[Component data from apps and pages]
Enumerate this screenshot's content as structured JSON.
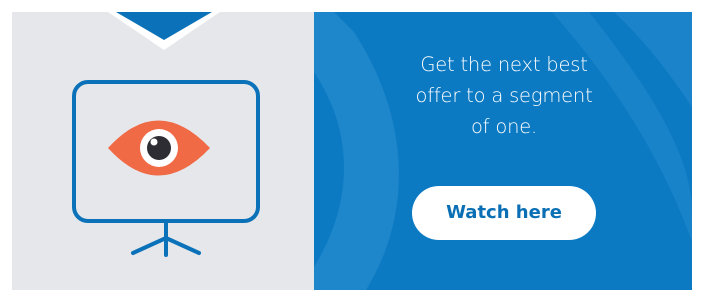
{
  "banner": {
    "headline": "Get the next best offer to a segment of one.",
    "headline_lines": [
      "Get the next best",
      "offer to a segment",
      "of one."
    ],
    "cta_label": "Watch here"
  },
  "icons": {
    "illustration": "presentation-screen-with-eye-icon"
  },
  "colors": {
    "left_background": "#e6e7ea",
    "right_background": "#0c7ac3",
    "accent_blue": "#0b72b9",
    "eye_orange": "#f06a45",
    "button_background": "#ffffff",
    "button_text": "#0a6fb4"
  }
}
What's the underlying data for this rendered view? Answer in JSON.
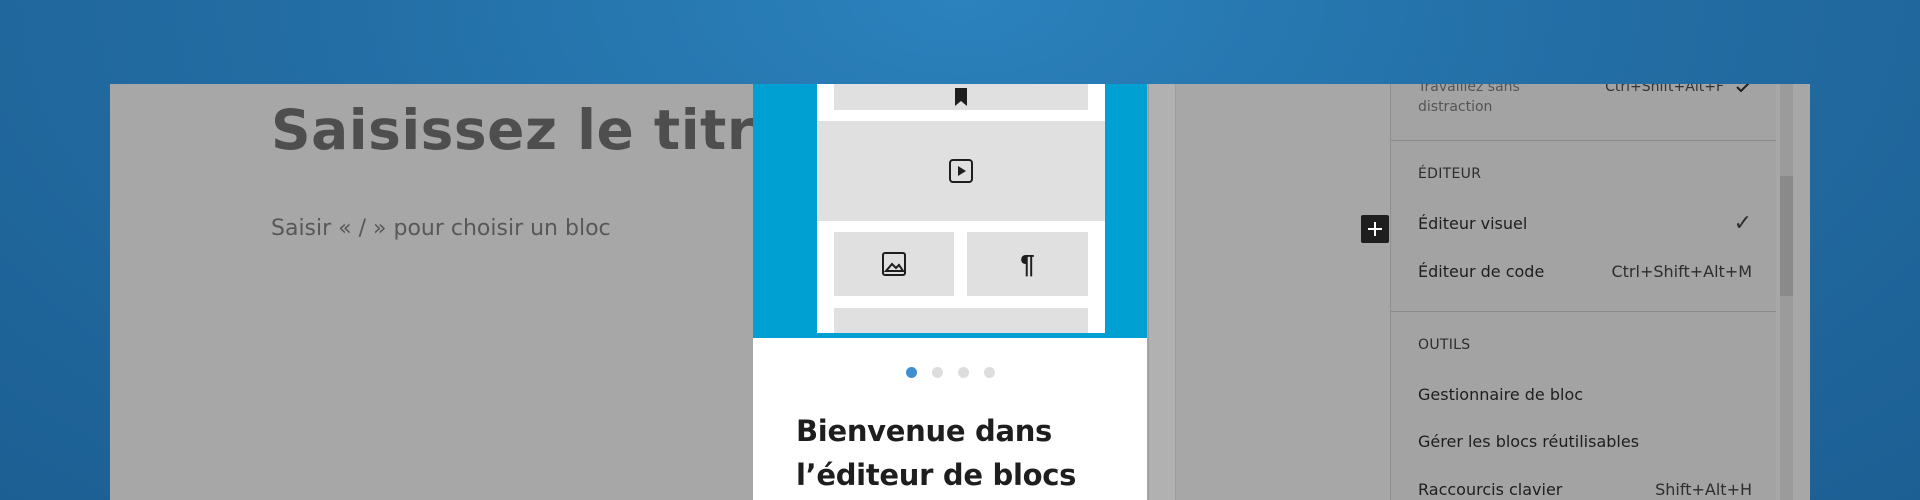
{
  "editor": {
    "title_placeholder": "Saisissez le titre",
    "block_placeholder": "Saisir « / » pour choisir un bloc",
    "inserter_icon": "plus-icon"
  },
  "welcome_guide": {
    "hero_color": "#00a0d2",
    "icons": [
      "bookmark-icon",
      "play-icon",
      "image-icon",
      "paragraph-icon"
    ],
    "paragraph_glyph": "¶",
    "pages": 4,
    "current_page": 1,
    "heading": "Bienvenue dans l’éditeur de blocs"
  },
  "options_menu": {
    "distraction_free": {
      "label": "Travaillez sans distraction",
      "shortcut": "Ctrl+Shift+Alt+F"
    },
    "editor_section": {
      "title": "ÉDITEUR",
      "items": [
        {
          "label": "Éditeur visuel",
          "shortcut": "✓"
        },
        {
          "label": "Éditeur de code",
          "shortcut": "Ctrl+Shift+Alt+M"
        }
      ]
    },
    "tools_section": {
      "title": "OUTILS",
      "items": [
        {
          "label": "Gestionnaire de bloc",
          "shortcut": ""
        },
        {
          "label": "Gérer les blocs réutilisables",
          "shortcut": ""
        },
        {
          "label": "Raccourcis clavier",
          "shortcut": "Shift+Alt+H"
        }
      ]
    }
  }
}
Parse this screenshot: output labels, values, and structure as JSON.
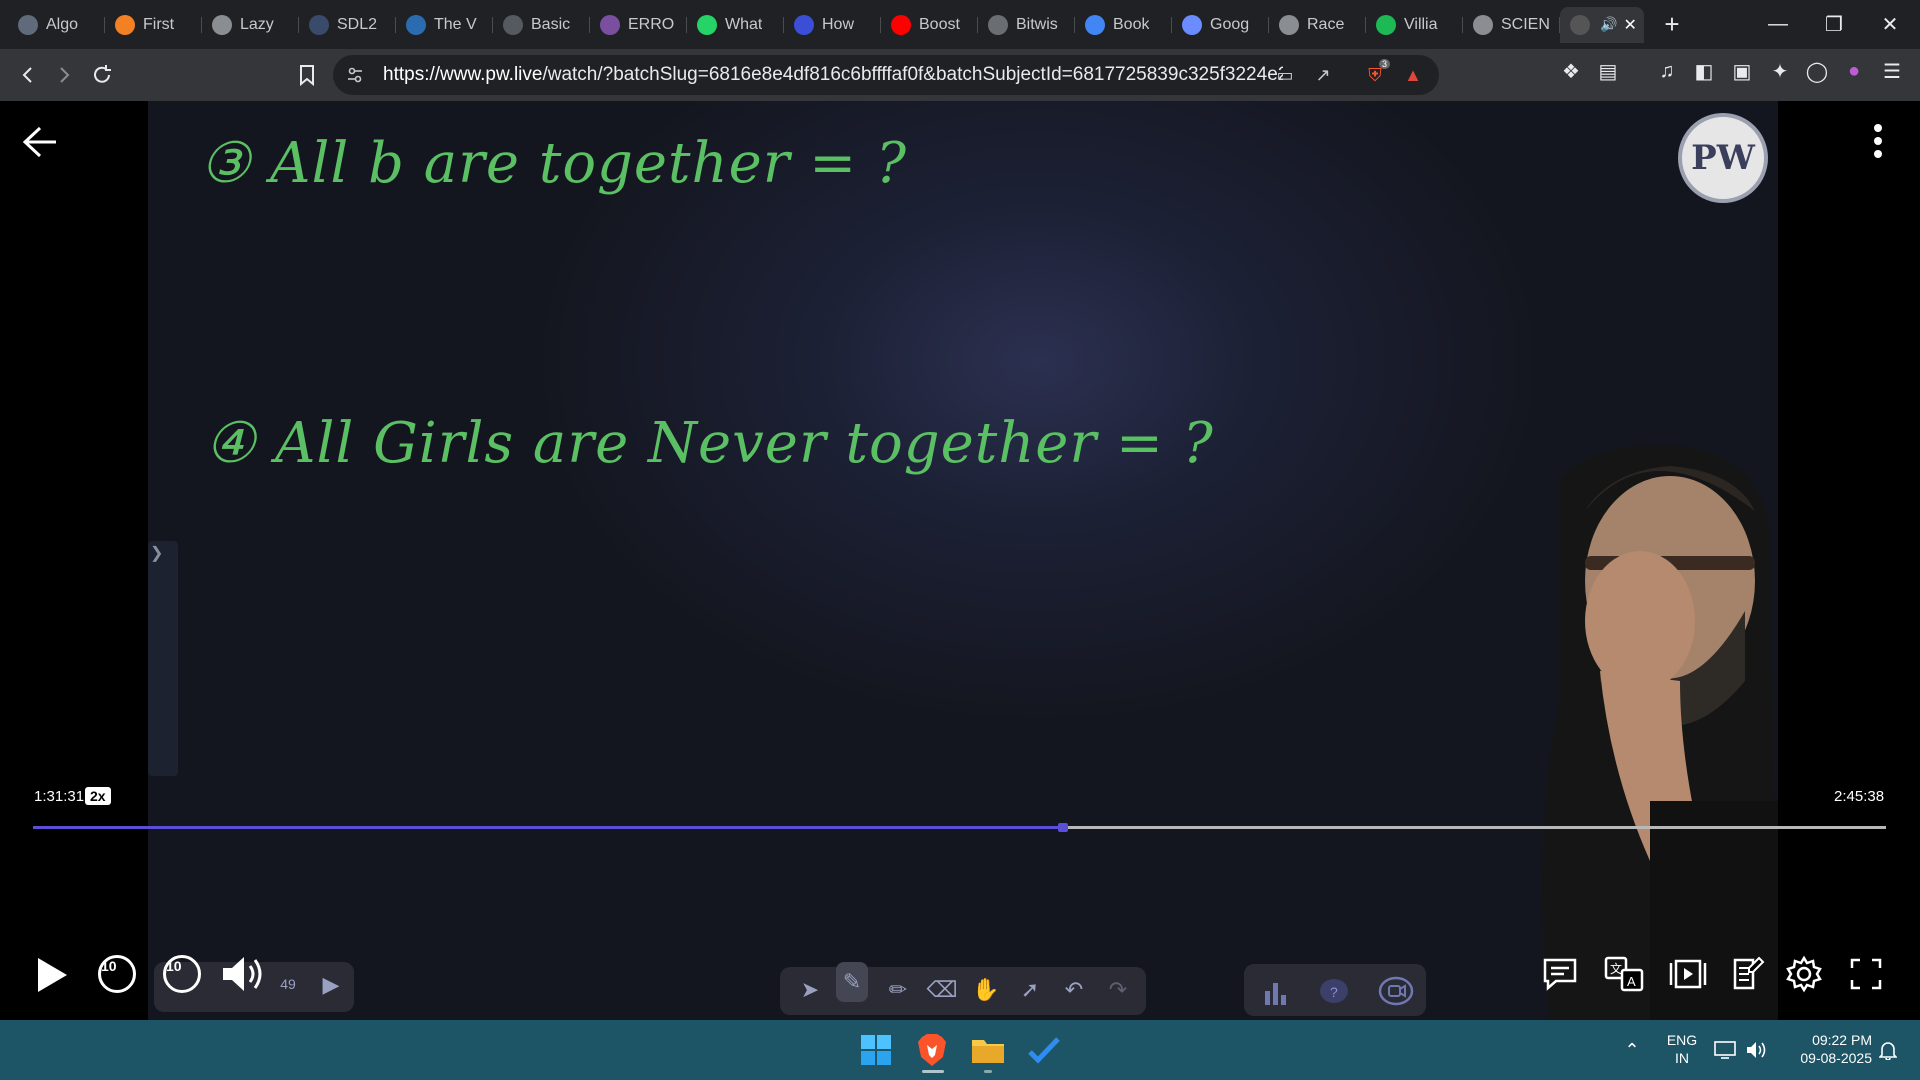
{
  "browser": {
    "tabs": [
      {
        "label": "Algo",
        "icon": "algo-icon",
        "color": "#5f6b7a"
      },
      {
        "label": "First",
        "icon": "stackoverflow-icon",
        "color": "#f48024"
      },
      {
        "label": "Lazy",
        "icon": "globe-icon",
        "color": "#8a8d91"
      },
      {
        "label": "SDL2",
        "icon": "sdl-icon",
        "color": "#3a4a6b"
      },
      {
        "label": "The V",
        "icon": "w3schools-icon",
        "color": "#2b6cb0"
      },
      {
        "label": "Basic",
        "icon": "brackets-icon",
        "color": "#555a60"
      },
      {
        "label": "ERRO",
        "icon": "error-site-icon",
        "color": "#7b4fa0"
      },
      {
        "label": "What",
        "icon": "whatsapp-icon",
        "color": "#25d366"
      },
      {
        "label": "How",
        "icon": "bookmark-site-icon",
        "color": "#3b4fd6"
      },
      {
        "label": "Boost",
        "icon": "youtube-icon",
        "color": "#ff0000"
      },
      {
        "label": "Bitwis",
        "icon": "site-icon",
        "color": "#6a6d72"
      },
      {
        "label": "Book",
        "icon": "google-icon",
        "color": "#4285f4"
      },
      {
        "label": "Goog",
        "icon": "gemini-icon",
        "color": "#6a8cff"
      },
      {
        "label": "Race",
        "icon": "openai-icon",
        "color": "#8a8d91"
      },
      {
        "label": "Villia",
        "icon": "spotify-icon",
        "color": "#1db954"
      },
      {
        "label": "SCIEN",
        "icon": "globe-icon",
        "color": "#8a8d91"
      }
    ],
    "active_tab": {
      "label": "",
      "icon": "pw-favicon-icon",
      "audio": "speaker-icon"
    },
    "url_domain": "https://www.pw.live",
    "url_path": "/watch/?batchSlug=6816e8e4df816c6bffffaf0f&batchSubjectId=6817725839c325f3224e28d...",
    "brave_badge": "3"
  },
  "video": {
    "board_line_1": "③ All b are together = ?",
    "board_line_2": "④ All Girls are Never together = ?",
    "logo_text": "PW",
    "current_time": "1:31:31",
    "speed": "2x",
    "total_time": "2:45:38",
    "progress_fraction": 0.553,
    "rewind_label": "10",
    "forward_label": "10",
    "badge_count": "49"
  },
  "taskbar": {
    "lang_top": "ENG",
    "lang_bottom": "IN",
    "time": "09:22 PM",
    "date": "09-08-2025"
  },
  "colors": {
    "accent": "#5a4fd6",
    "chalk": "#5bbf63",
    "taskbar": "#1d5466"
  }
}
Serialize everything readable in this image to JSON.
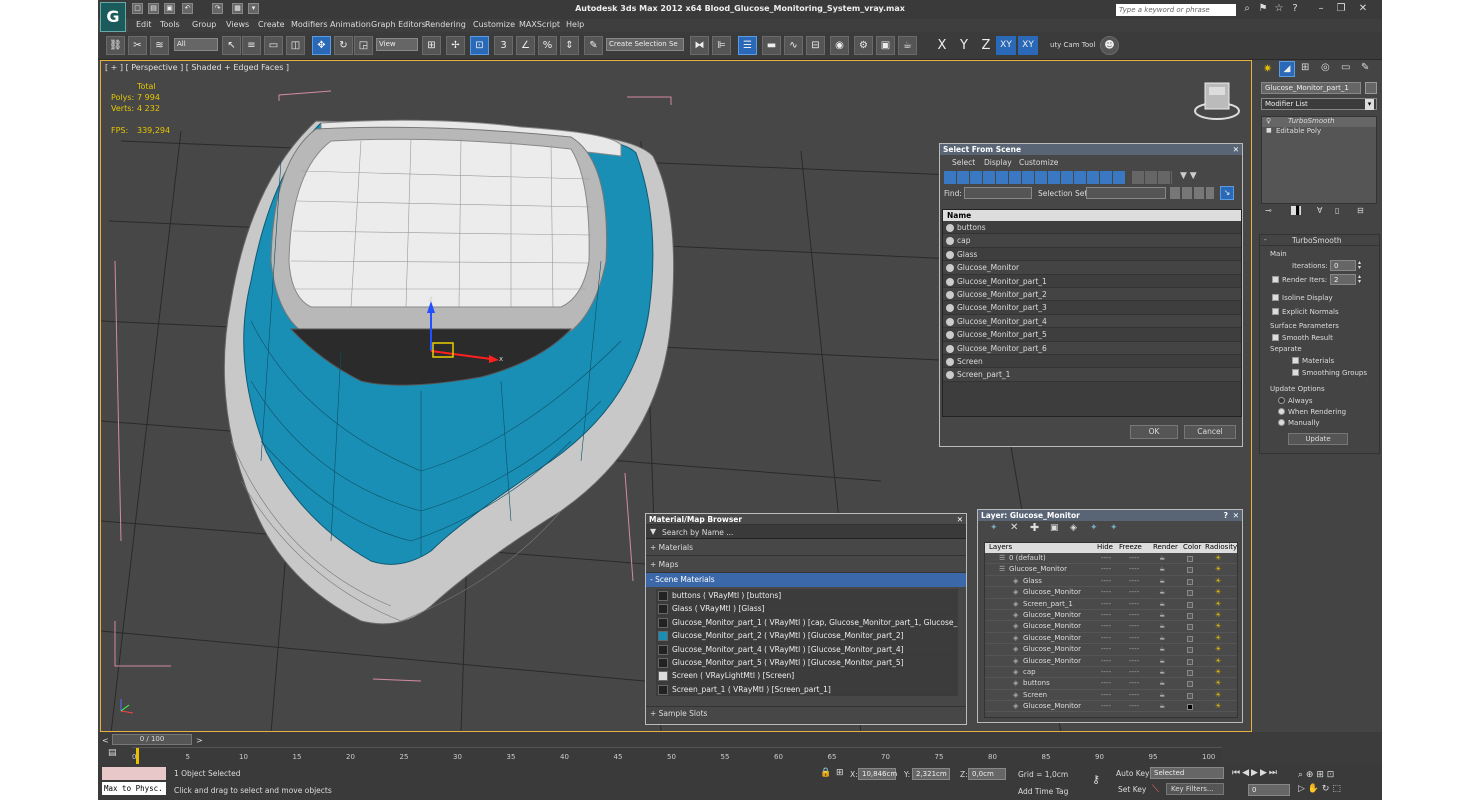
{
  "app": {
    "title": "Autodesk 3ds Max  2012 x64      Blood_Glucose_Monitoring_System_vray.max",
    "search_placeholder": "Type a keyword or phrase"
  },
  "menu": [
    "Edit",
    "Tools",
    "Group",
    "Views",
    "Create",
    "Modifiers",
    "Animation",
    "Graph Editors",
    "Rendering",
    "Customize",
    "MAXScript",
    "Help"
  ],
  "toolbar": {
    "filter": "All",
    "ref_coord": "View",
    "selection_set": "Create Selection Se",
    "axes": [
      "X",
      "Y",
      "Z",
      "XY",
      "XY"
    ],
    "cam_tool": "uty Cam Tool"
  },
  "viewport": {
    "label": "[ + ] [ Perspective ] [ Shaded + Edged Faces ]",
    "stats": {
      "total": "Total",
      "polys_label": "Polys:",
      "polys": "7 994",
      "verts_label": "Verts:",
      "verts": "4 232",
      "fps_label": "FPS:",
      "fps": "339,294"
    },
    "gizmo": {
      "x": "x",
      "z": "z"
    }
  },
  "command_panel": {
    "object_name": "Glucose_Monitor_part_1",
    "modifier_list": "Modifier List",
    "stack": [
      "TurboSmooth",
      "Editable Poly"
    ],
    "rollout_title": "TurboSmooth",
    "main": "Main",
    "iterations_label": "Iterations:",
    "iterations": "0",
    "render_iters_label": "Render Iters:",
    "render_iters": "2",
    "isoline": "Isoline Display",
    "explicit": "Explicit Normals",
    "surface_params": "Surface Parameters",
    "smooth_result": "Smooth Result",
    "separate": "Separate",
    "materials": "Materials",
    "smoothing_groups": "Smoothing Groups",
    "update_options": "Update Options",
    "always": "Always",
    "when_rendering": "When Rendering",
    "manually": "Manually",
    "update": "Update"
  },
  "select_scene": {
    "title": "Select From Scene",
    "menu": [
      "Select",
      "Display",
      "Customize"
    ],
    "find": "Find:",
    "selection_set": "Selection Set:",
    "column": "Name",
    "items": [
      "buttons",
      "cap",
      "Glass",
      "Glucose_Monitor",
      "Glucose_Monitor_part_1",
      "Glucose_Monitor_part_2",
      "Glucose_Monitor_part_3",
      "Glucose_Monitor_part_4",
      "Glucose_Monitor_part_5",
      "Glucose_Monitor_part_6",
      "Screen",
      "Screen_part_1"
    ],
    "ok": "OK",
    "cancel": "Cancel"
  },
  "material_browser": {
    "title": "Material/Map Browser",
    "search": "Search by Name ...",
    "groups": [
      "+ Materials",
      "+ Maps",
      "- Scene Materials",
      "+ Sample Slots"
    ],
    "items": [
      "buttons  ( VRayMtl ) [buttons]",
      "Glass  ( VRayMtl ) [Glass]",
      "Glucose_Monitor_part_1  ( VRayMtl ) [cap, Glucose_Monitor_part_1, Glucose_M...",
      "Glucose_Monitor_part_2  ( VRayMtl ) [Glucose_Monitor_part_2]",
      "Glucose_Monitor_part_4  ( VRayMtl ) [Glucose_Monitor_part_4]",
      "Glucose_Monitor_part_5  ( VRayMtl ) [Glucose_Monitor_part_5]",
      "Screen  ( VRayLightMtl ) [Screen]",
      "Screen_part_1  ( VRayMtl ) [Screen_part_1]"
    ]
  },
  "layer_manager": {
    "title": "Layer: Glucose_Monitor",
    "columns": [
      "Layers",
      "Hide",
      "Freeze",
      "Render",
      "Color",
      "Radiosity"
    ],
    "layers": [
      "0 (default)",
      "Glucose_Monitor"
    ],
    "children": [
      "Glass",
      "Glucose_Monitor",
      "Screen_part_1",
      "Glucose_Monitor",
      "Glucose_Monitor",
      "Glucose_Monitor",
      "Glucose_Monitor",
      "Glucose_Monitor",
      "cap",
      "buttons",
      "Screen",
      "Glucose_Monitor"
    ]
  },
  "timeline": {
    "frame": "0 / 100",
    "ticks": [
      "0",
      "5",
      "10",
      "15",
      "20",
      "25",
      "30",
      "35",
      "40",
      "45",
      "50",
      "55",
      "60",
      "65",
      "70",
      "75",
      "80",
      "85",
      "90",
      "95",
      "100"
    ]
  },
  "status": {
    "script": "Max to Physc.",
    "selected": "1 Object Selected",
    "hint": "Click and drag to select and move objects",
    "x_label": "X:",
    "x": "10,846cm",
    "y_label": "Y:",
    "y": "2,321cm",
    "z_label": "Z:",
    "z": "0,0cm",
    "grid": "Grid = 1,0cm",
    "add_time_tag": "Add Time Tag",
    "auto_key": "Auto Key",
    "set_key": "Set Key",
    "key_mode": "Selected",
    "key_filters": "Key Filters...",
    "frame_field": "0"
  },
  "colors": {
    "accent": "#2a68b8",
    "model_cyan": "#1a8fb5",
    "viewport": "#474747"
  }
}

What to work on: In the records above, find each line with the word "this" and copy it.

Response:
Enumerate this screenshot's content as structured JSON.
What's the underlying data for this rendered view? Answer in JSON.
Parse this screenshot: output labels, values, and structure as JSON.
Serialize everything readable in this image to JSON.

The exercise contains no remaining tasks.